Malmström knows her audience. She has also anticipated the public anger. An outright ‘yes'' to ISDS would be a political misstep, guaranteed to release the hounds. After all, what she actually said was: “Will it stay in [TTIP]? I don’t know. Maybe not. But it is too early to judge on that.”
“Too early to judge on that” was coupled earlier with too late to act on CETA. The ISDS clause for that agreement, she maintains, should remain. Reopening CETA to remove ISDS would be “a mistake” she said. In that sense, it is worth considering that either “too early” or “too late” is a nice way of her saying ‘I have no intention of rocking the boat on this issue’. At the very least, she has back tracked on a clear commitment from Juncker's quote to remove ISDS. At most, she is supportive of it, meaning she could be in direct conflict with the future President of the Commission.
Unsolved case of track-changes
Malmström apologised for sending the wrong version of her written responses to MEP questions. Though some media platforms reported this to be a “leak”, it was in fact, a final version sent to all MEPs. The only difference to the redrafted document sent 24 hours later was the edited Juncker quote which included, mistakenly, the track changes of a Commission official, Martin Selmayr, Juncker’s new chief of staff. The how and why of this story remains unanswered. Did Juncker’s staff put pressure on Malmström to have a stronger anti-ISDS stance? Who edited Juncker’s original quote to explicitly call for the removal of ISDS from TTIP? Who forced a recall of the document and why?
What we do know is that in the end, Malmström held the DG Trade line. She didn’t deviate from the pro-ISDS script, as much as perhaps she (or others) wanted to. Her belief is that ISDS, whether we like it or not is a reality in many trade agreements, and so needs to be tackled and defined to ensure there are “crystal clear limits to investor abuse”. CETA was a good agreement regarding this, she claims.
But there are good reasons to be skeptical about the Commission's “reform” plans with ISDS. And it is good to separate the PR-spin from the facts of a system that inherently does not allow equal access to justice.
A final note on Malmström’s hearing was her cautious language surrounding her transparency plans going forward. While she said she would do her best to allow all MEPs to gain access to key negotiation texts (currently locked away in secure reading rooms for designated-eyes only) she was less specific on what she would do to ensure the public were informed and involved in the proceedings.
Speaking about the need to release “more documents” is not the same as releasing the documents that matter, such as key negotiating texts, or the negotiating mandates of both the EU and US. After months of botched pseudo-transparency efforts, from a public consultation which discounted public opinion, to a rejected ECI, the public are frustrated and rightfully distrustful of vague commitments to do better. In short, Malmström needs to prove to us she'll do better, not tell us she will.

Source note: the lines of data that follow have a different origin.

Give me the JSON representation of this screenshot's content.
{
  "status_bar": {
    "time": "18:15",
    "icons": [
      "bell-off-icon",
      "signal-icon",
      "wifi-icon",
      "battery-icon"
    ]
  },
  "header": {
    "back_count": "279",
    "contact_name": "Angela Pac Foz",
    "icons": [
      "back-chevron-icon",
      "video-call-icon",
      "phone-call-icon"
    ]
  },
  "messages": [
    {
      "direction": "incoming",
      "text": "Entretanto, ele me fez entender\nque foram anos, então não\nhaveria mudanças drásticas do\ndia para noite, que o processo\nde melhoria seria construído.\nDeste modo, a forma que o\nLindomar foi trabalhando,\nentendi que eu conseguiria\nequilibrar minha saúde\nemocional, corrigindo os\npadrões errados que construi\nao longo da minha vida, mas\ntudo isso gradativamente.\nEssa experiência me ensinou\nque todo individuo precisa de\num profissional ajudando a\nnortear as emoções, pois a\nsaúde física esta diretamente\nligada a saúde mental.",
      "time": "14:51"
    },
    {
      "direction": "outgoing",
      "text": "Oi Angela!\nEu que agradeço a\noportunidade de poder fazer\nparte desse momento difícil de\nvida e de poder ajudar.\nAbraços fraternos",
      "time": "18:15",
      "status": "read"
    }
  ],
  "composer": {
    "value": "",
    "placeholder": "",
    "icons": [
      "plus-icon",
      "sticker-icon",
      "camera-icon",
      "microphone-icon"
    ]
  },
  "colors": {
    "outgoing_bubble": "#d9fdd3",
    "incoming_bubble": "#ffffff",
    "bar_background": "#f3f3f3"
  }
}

Malmström has stepped into a debate that has been raging long before her appointment. She may rely on DG Trade to set (or keep) the course until she finds her feet. But considering it "too early" or "too late" to discuss the key sticking points of these deals only delays the inevitable. If she really wants a new start, the time to do it is now.